    • Internal: Change hiring and promotion practices to mitigate unintended biases and disrupt practices that have disadvantaged people of color, women and individuals from lower socioeconomic backgrounds, such as:
      1. Adopt a policy that allows for “education requirements OR equivalent experience” instead of strict education requirement
      2. Follow the new California laws that prohibit employers from asking job applicants about previous salaries & criminal records (until a conditional job offer has been extended)
    • External: Ensure that your communications and business strategies reflect an inclusive message and intentional efforts to serve everyone equitably. For example:
      1. Review your website and other communications—and revise if necessary—so the visual images and messages reflect the full range of your potential customers and stakeholder.
      2. Review practices to remedy any unintended or structural bias and ensure that you are offering equitable access to your services.
  4. Strengthen the capacity of your organization to address racism and discrimination by collaborating with other organizations that work explicitly on improving outcomes for communities of color.
  5. Regularly assess your organization’s racial equity efforts. Make sure to adopt distinct metrics for diversity, cultural competency and inclusion, each of which contribute to the larger equity outcomes. Examples of actions your organization can consider include:
    a. Racial Equity: Identify systemic and institutional barriers to race-equitable outcomes by conducting equity impact assessments and organizational self-assessments.
    b. Diversity: Increase racial/ethnic diversity on your board and among staff, especially senior staff.
    c. Cultural Competency: Provide training that assists board members and employees to work across cultural lines and make decisions that are culturally appropriate and sensitive.
    d. Inclusion: Adopt practices that actively encourage and value engagement by all groups and stakeholders.

Our region is fortunate to have many groups committed to equity, justice and reconciliation.
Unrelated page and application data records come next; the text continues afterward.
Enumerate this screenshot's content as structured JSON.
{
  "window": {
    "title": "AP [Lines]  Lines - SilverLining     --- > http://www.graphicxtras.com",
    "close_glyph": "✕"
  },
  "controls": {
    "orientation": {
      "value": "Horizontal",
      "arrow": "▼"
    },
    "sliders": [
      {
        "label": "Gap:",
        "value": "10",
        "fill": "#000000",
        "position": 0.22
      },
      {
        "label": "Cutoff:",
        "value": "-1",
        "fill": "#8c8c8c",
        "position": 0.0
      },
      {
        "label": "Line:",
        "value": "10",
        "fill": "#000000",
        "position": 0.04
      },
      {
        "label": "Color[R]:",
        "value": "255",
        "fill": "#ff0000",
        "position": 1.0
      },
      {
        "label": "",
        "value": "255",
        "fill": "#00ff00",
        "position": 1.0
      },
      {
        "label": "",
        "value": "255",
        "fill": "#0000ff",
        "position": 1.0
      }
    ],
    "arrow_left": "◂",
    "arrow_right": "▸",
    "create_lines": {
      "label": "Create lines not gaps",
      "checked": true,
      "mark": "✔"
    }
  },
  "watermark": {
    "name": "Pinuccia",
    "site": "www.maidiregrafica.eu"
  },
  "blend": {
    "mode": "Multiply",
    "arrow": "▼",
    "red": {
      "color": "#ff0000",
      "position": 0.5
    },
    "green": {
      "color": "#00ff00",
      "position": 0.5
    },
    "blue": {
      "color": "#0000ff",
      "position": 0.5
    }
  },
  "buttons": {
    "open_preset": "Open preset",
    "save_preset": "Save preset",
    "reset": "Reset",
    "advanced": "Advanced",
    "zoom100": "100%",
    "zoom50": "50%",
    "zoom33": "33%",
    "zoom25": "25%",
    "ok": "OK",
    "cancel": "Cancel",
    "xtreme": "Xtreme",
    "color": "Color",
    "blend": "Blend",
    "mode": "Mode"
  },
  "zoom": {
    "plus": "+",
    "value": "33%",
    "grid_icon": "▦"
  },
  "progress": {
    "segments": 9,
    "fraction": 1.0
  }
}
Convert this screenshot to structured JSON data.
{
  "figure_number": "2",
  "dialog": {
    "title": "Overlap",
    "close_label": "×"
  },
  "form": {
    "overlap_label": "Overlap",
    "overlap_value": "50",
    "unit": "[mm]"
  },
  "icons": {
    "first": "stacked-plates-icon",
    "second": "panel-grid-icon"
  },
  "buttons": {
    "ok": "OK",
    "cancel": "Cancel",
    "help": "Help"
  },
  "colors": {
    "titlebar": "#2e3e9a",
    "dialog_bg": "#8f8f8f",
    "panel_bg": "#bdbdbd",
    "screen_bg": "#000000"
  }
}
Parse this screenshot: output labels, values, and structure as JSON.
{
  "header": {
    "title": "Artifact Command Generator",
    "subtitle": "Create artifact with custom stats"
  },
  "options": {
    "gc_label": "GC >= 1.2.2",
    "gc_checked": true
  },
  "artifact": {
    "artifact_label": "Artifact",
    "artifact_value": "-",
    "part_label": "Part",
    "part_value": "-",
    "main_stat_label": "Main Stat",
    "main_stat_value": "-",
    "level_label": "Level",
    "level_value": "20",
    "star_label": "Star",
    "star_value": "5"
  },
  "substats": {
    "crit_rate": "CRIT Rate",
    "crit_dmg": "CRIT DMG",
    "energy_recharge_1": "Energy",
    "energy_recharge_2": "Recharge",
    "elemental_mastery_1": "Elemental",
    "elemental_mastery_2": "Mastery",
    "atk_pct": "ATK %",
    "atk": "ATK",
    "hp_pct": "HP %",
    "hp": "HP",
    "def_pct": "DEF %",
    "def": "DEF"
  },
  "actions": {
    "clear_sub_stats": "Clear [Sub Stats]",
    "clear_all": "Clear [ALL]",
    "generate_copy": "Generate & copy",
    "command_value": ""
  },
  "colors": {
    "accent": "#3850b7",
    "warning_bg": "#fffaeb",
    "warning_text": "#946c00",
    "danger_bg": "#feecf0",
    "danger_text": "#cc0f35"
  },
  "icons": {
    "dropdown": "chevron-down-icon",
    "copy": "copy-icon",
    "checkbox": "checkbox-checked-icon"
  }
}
Share other racial equity resources and opportunities for community activism and healing with us here so we can share them with others.